She started out working as a housekeeper and a caretaker for disabled patients, but in her spare time she cooked tamales and sold them to many people in her Berkeley neighborhood. It wasn't easy, but Villanueva was willing to do what she had to do to make her culinary dreams a reality.
Today, she’s the proud owner of her own catering company – Alicia’s Tamales Los Mayas – and one of the chosen few with a contract to sell tamales at the brand new Chase Center in San Francisco.
“It’s a very nice and strange feeling,” Villanueva said. “Everyday I pinch myself to see if it’s true. We are living this very beautiful dream. I have to work hard and bring the best product. Tamales are delicious, I'm sure they'll be very happy."
While Villanueva feels like a champ now, it wasn’t always this way. She spent years cooking late at night, making about 100 tamales a day and selling them door-to-door in various neighborhoods.
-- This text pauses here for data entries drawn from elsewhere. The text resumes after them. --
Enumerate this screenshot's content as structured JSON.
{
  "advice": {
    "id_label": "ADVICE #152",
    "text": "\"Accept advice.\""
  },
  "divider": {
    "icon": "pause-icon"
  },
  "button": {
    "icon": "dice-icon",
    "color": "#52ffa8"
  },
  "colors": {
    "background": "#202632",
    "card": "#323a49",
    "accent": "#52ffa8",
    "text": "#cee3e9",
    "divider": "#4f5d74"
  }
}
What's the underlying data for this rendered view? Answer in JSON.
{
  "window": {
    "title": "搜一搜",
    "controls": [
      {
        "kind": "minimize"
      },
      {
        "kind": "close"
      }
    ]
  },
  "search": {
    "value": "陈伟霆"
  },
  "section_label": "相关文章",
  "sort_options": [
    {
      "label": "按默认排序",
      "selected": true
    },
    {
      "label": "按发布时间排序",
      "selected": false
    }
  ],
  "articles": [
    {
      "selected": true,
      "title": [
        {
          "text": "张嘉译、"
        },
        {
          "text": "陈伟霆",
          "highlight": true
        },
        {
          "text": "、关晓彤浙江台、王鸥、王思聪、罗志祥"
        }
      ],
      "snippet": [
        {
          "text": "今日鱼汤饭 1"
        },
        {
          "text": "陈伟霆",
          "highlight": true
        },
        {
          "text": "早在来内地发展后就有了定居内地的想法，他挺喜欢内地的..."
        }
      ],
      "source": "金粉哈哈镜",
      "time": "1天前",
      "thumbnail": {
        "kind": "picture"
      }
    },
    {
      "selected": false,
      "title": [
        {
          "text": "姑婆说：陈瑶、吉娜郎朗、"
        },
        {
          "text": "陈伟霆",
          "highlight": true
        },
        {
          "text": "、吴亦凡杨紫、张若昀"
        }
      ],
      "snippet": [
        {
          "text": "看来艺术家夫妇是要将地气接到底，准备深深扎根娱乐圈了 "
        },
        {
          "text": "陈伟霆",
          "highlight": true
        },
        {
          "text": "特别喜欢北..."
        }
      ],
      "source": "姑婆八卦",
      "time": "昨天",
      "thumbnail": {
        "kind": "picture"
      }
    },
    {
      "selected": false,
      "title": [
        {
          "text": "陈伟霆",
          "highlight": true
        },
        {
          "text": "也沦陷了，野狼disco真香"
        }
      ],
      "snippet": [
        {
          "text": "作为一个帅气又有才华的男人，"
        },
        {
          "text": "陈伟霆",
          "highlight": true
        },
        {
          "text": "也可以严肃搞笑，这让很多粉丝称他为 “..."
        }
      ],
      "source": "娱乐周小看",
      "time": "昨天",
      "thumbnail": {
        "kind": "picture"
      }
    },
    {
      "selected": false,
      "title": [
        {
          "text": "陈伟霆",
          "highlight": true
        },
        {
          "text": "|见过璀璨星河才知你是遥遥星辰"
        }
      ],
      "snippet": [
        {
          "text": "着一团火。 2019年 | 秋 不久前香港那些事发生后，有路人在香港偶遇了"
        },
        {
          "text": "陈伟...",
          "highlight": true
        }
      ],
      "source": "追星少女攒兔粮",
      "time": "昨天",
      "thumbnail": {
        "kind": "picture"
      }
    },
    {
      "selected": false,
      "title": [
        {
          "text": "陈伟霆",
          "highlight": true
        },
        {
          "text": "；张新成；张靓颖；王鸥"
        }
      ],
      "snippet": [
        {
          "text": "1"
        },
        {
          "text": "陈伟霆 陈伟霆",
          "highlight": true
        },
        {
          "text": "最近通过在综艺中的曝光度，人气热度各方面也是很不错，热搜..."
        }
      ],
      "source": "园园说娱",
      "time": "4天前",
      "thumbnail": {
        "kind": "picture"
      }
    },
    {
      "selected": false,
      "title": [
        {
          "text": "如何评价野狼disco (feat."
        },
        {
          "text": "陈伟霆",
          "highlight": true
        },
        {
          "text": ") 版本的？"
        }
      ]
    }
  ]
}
She described feeling at times frustrated with the lack of income she was generating since much of it was being reinvested to buy ingredients for the next batch.
“I thought to myself, ‘This has to work, but it’s not working right now,’” she said. “It was then when I really understood that I had to be more prepared, and study and get into training courses.”
Villanueva enrolled in the San Francisco-based kitchen “La Cocina,” an organization that helped realize her dream of launching her Mexican dishes.
Thanks to loans from the Opportunity Fund, Villanueva and her family now have a 6,000 square-foot factory in Hayward that produces approximately 40,000 tamales a month and employs 24 people – a number she hopes will keep growing.
She credits much of her success to the support of her family, "La Cocina" and Bon Appetite – the company that helped arrange the contract between her and the Chase Center.
Her current menu at the Warriors' stadium offers only vegetarian options, but with her recent USDA approval, customers can expect to see chicken and meat tamales very soon.
"We started from nothing, we were penniless," Villanueva said. "It’s not easy but you can do it by being very persistent and very tenacious. Everything can be achieved with faith and hope and love, and most of all you have to have the passion to do what you really like."